--- DATASET EXCERPTS ---

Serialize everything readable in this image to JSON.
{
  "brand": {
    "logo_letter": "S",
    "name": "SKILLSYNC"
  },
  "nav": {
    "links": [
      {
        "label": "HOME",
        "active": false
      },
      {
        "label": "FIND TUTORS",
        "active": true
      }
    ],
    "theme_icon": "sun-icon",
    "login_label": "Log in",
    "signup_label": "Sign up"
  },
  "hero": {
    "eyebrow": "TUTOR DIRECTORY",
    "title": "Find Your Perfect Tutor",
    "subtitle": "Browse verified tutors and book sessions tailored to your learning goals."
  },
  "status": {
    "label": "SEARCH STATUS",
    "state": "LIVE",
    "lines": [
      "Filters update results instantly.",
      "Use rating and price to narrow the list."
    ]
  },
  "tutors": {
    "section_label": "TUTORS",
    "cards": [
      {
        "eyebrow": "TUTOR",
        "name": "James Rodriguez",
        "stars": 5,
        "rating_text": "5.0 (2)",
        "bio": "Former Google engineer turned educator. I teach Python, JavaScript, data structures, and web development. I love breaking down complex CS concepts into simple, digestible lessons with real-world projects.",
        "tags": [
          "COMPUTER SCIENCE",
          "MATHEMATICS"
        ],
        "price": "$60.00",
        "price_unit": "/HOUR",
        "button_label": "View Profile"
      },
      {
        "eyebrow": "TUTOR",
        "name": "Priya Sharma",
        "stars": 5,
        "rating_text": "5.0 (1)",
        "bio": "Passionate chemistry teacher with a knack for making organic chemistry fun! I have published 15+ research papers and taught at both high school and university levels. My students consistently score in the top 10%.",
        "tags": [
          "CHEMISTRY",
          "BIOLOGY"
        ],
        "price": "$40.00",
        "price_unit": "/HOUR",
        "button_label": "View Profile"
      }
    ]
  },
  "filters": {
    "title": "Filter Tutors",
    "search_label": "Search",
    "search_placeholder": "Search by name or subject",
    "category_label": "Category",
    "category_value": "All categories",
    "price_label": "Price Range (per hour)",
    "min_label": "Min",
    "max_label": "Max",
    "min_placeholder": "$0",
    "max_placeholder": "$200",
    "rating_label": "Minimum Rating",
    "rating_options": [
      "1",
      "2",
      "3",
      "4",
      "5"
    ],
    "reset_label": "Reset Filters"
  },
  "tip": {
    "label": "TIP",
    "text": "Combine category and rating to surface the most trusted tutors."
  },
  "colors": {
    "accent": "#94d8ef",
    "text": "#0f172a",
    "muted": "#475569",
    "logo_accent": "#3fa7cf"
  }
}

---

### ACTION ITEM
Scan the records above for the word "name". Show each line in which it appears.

### OUTPUT FOR THIS EXERCISE
    "name": "SKILLSYNC"
        "name": "James Rodriguez",
        "name": "Priya Sharma",
    "search_placeholder": "Search by name or subject",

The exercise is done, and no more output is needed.